One instance dramatically changed my correction process on assignments. Whether the class decided that they want to correct every problem on an assignment, or a select few, I used to be the one at the board showing the work and explaining the math. I used formative assessments during this process to check for understanding, but it was usually me at the board. Then my principal asked me during a post-observation meeting, "I know you can do math, but do the kids really know if they can do math when you are at the board?" In pondering my response, I thought about my formative assessments.

I was able to figure out which students had understanding and which did not, but were the students getting the same feedback for themselves? Do they need validation from me? Do they need validation from each other that they understand? Were they learning that mistakes are good and help us learn, or were they merely fixing their work? How could I get less of me, more of them, still be safe to make mistakes and maintain a learning focus?

Student led corrections are a staple of my classroom now. At the beginning of the year, it takes a lot of training and practice, but after 5-6 weeks, the learning and engagement level during corrections is well worth the time and effort. Here how it works:

1) Select the problems to be corrected. This can be entire assignment if it's not too long, or can be a few intentionally chosen problems picked by you or the students.

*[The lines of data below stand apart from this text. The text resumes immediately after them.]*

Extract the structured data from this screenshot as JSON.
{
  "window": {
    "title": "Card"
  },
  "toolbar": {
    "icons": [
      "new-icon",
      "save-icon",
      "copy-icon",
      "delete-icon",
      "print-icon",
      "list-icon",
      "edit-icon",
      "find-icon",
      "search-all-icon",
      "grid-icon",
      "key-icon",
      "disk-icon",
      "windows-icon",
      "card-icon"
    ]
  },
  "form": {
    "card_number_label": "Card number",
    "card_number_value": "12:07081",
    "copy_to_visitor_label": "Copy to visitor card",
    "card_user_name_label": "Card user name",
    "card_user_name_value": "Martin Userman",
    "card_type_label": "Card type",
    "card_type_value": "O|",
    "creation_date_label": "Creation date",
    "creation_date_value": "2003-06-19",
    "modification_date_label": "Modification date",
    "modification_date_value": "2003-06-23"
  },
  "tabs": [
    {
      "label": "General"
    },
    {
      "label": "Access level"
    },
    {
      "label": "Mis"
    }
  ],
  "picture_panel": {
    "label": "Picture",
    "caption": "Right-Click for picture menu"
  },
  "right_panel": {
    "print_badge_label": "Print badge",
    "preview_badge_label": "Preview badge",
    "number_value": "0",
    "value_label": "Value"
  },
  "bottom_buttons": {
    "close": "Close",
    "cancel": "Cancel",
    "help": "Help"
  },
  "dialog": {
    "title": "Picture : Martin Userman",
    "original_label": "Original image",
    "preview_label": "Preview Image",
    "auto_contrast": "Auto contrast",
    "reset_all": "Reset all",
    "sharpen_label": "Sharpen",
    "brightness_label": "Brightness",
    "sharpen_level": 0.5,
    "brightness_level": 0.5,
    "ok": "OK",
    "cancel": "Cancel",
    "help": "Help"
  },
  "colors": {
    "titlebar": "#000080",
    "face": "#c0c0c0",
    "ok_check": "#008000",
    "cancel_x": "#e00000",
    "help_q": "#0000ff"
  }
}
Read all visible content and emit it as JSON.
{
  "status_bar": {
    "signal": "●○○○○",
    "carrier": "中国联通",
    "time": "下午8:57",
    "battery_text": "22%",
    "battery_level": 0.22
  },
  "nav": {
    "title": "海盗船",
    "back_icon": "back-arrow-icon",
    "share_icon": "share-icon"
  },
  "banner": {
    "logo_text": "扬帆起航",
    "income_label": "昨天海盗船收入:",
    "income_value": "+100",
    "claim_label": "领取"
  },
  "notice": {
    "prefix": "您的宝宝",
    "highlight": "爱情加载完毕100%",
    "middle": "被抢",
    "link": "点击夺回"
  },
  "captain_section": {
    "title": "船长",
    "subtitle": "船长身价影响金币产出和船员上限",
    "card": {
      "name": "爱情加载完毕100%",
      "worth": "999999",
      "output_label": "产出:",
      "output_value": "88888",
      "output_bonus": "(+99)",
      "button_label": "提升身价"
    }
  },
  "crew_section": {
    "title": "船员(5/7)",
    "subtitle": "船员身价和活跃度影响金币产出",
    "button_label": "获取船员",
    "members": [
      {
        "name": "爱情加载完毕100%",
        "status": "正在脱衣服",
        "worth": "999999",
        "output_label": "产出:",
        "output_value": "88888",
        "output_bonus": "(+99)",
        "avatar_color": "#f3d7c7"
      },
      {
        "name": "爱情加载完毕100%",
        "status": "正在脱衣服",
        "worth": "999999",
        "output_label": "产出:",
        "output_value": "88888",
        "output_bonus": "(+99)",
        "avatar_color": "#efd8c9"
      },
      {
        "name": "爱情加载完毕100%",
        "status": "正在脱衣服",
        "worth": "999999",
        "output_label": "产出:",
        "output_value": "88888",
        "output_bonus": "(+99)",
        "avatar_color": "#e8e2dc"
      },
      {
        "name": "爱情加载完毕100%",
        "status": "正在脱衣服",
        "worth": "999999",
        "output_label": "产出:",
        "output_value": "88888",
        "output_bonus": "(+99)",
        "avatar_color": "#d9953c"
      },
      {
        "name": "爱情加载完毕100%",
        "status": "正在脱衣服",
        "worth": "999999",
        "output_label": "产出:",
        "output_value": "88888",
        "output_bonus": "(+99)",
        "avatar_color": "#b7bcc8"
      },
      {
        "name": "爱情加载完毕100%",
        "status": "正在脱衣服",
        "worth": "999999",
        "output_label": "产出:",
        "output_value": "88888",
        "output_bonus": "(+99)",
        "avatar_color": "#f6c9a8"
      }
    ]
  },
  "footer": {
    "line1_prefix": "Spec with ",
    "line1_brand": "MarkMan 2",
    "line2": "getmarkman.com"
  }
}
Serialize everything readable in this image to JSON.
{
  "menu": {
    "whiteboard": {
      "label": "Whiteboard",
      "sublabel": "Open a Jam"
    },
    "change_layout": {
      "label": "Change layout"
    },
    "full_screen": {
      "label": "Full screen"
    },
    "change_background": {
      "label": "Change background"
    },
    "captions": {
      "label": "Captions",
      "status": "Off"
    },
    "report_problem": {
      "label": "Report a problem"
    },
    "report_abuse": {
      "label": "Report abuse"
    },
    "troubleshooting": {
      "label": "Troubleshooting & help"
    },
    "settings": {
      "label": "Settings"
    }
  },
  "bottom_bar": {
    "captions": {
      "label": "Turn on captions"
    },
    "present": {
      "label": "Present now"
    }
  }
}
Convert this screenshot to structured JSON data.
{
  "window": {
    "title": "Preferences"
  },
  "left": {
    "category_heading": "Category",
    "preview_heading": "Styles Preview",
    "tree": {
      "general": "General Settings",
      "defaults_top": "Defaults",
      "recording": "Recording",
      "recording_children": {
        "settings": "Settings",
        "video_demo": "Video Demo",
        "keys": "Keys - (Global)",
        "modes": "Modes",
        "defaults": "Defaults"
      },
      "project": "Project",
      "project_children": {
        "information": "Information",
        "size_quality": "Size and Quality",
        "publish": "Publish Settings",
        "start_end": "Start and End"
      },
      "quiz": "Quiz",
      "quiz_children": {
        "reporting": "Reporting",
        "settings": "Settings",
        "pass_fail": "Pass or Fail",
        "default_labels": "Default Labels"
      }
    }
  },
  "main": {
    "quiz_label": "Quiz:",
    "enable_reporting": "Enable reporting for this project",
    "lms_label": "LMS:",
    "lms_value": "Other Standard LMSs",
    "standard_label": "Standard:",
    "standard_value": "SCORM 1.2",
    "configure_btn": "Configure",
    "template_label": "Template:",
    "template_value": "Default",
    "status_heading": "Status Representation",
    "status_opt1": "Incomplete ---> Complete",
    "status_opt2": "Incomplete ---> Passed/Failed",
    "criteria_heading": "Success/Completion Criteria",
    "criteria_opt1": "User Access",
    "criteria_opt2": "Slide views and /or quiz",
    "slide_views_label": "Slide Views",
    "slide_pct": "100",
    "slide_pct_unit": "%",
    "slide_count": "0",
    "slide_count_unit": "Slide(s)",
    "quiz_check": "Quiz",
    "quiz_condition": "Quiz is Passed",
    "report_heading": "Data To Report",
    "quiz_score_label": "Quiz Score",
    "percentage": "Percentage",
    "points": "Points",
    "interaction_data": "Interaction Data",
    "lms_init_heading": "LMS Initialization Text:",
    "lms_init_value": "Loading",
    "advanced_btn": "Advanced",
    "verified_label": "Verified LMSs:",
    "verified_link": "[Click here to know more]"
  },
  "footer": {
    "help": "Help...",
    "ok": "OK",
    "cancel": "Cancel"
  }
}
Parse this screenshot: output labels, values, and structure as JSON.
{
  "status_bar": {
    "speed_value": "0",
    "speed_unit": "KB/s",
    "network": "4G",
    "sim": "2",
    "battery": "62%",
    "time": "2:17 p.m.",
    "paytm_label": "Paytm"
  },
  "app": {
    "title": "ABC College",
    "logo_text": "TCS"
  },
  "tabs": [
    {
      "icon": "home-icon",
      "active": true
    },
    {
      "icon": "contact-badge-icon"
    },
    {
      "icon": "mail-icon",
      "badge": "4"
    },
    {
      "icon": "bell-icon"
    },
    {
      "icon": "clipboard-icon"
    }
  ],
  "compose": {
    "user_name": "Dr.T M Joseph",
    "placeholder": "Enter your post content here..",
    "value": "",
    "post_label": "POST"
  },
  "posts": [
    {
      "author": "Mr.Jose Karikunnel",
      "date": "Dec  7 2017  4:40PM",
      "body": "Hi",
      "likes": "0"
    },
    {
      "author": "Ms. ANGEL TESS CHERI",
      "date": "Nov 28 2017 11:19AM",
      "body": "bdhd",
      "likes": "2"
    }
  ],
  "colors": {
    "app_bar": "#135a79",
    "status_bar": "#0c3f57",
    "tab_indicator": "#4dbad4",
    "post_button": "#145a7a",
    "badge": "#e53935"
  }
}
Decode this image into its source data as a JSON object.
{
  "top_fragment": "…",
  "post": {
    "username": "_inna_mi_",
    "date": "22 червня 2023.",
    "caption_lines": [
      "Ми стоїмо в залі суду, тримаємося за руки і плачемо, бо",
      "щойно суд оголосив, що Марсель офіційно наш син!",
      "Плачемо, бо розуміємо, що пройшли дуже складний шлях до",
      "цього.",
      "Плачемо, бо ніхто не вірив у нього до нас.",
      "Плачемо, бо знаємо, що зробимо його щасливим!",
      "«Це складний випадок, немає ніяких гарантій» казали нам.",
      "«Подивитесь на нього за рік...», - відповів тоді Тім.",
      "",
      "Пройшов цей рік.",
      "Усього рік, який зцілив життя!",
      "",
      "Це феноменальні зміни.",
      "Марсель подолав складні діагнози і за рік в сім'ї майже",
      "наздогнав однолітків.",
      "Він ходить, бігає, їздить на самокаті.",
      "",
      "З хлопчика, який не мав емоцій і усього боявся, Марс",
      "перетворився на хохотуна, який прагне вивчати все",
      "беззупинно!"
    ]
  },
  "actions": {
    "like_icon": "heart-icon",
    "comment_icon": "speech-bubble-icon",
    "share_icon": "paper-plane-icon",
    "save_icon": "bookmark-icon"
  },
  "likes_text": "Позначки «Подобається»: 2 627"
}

2) Assign the problems to groups of students in the room. I have eight small groups of four students in my room, so if I were assigning 8 math problems, each group would be assigned one. They will send one student to the board for that problem. The next day the student that goes to the board must rotate around the group and one student cannot correct at the board for a second time, until everyone has taken their turn.

3) Give them one minute to discuss the work and explanation in their group before sending their representative to the board. I have four largish whiteboards in the front of class. The first four students can be writing their work on the board at the same time, then when #1 finishes the correction process, #5 comes up and starts their work while #2 is explaining their problem. This rotation of problems keep the class moving forward and we do not have to wait for work to get on the board.

4) When student #1 has their work on the board, they grab the microphone (our district has classroom speakers that has really improved listening) and explain the steps and mathematical reasoning of their problem. Expectations for the explanation will vary from teacher to teacher.

5) Once the student at the board has finished, every single student should raise their hand to be called on by the student at the board. If called on, they have only 3 possible things to say:

- "I agree." By saying this, the student called on is claiming that the work on the board matches what is on their own paper, or that the work may be slightly different, but mathematically is equivalent. They agree with the work and explanation.
- "I disagree because on line __, I think ____" The phrasing here is important. The student is disagreeing with the work and says so by saying the line of work they see an issue. Disagreeing with work is safer than disagreeing with a person. It feels less like an attack on the student. This also gets students to focus on the steps, math reasoning and accuracy more than just the answer.
- "I did not complete my assignment." Students will take ownership of not doing their work and realize they still need to participate in the correction process in order to have a better understanding. These students will not be writing anything down during this time, as the hope is that they do it on their own eventually.

Having three options of what to say makes this a safe process for the student at the board and safe for the student being called on as well. Instead of just saying, "I got ___." They can speak about the work. All math teachers that I have spoken to do not like the "I got..." game that students like to say, and this definitely helps alleviate that issue.

6) Once the student at the board has three "I agree" statements in a row, they can return to their seat as long as no one has a question for them.

The repetitive nature of this correction process also means I do not need to assign as many practice problems because students see and hear the math so many times. At the end of the process, the students that were at the board feel good that other students agreed with their work. They view mistakes on the board as an opportunity for the class to learn. And at the end of the process, I know who can do the math and more importantly, the students know for themselves.